No Fault Insurance
Auto insurance providers in all 50 states offer automobile insurance in accordance with applicable state laws. Currently, there are only 12 states in the country, no fault states, in which no fault insurance policies are available. The other states operate under an alternative arrangement known as tort insurance. What is the difference?
Most precisely, the term "No Fault" refers to auto insurance coverage that will pay for the medical expenses and specific risks identified in the policy that are incurred in an accident regardless of who is responsible or "At Fault" for the accident. The insured party is held harmless, or indemnified, against any additional claims, such as physical damage or liability claims made by an injured party. He or she cannot be sued or held liable for additional losses.
In fact, absolute no fault insurance does exist. Nevertheless, the term is commonly used to describe policies in which the insured party, and only the insured party, is indemnified against medical liability claims made by the injured party. He or she is still liable for physical damages. In effect, these policies do not extend to total coverage and could rightly be called no fault medical coverage. The policy does protect the policy holder from liability even if she is responsible, but only for that particular category.

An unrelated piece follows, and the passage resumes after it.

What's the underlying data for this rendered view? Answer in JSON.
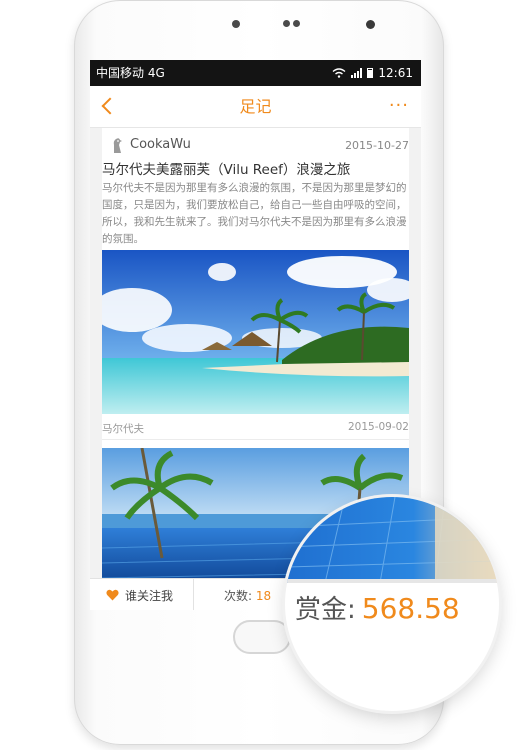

The other type of automobile insurance is tort insurance and is available in all of the remaining 38 states. Under this type of coverage, the person who is determined to be the responsible party in an accident is also potentially liable for paying other costs incurred by the injured party as an immediate result of the event or arising later. Such associated injuries may include lost wages, physical damages, emotional damage and more. The specifics depend on whether the insured carries full or limited tort coverage.
Full tort insurance allows the policy holder to sue the responsible party for any and all perceived injuries. It is up to the legal system to determine if the claims are justified and if so, to determine the amount of compensation reasonably due the claimant. Limited tort coverage restricts the ability of the insured party to claim compensation only for what are considered to be serious injuries sustained in the accident, not for peripheral issues such as pain and suffering. It is important to understand that the court has the right to define exactly what constitutes a serious injury and does so in very narrow and specific terms. The consumer may request either type of tort insurance based on his needs.
Being properly insured is important. To be informed of the options is the best way to get the right auto insurance.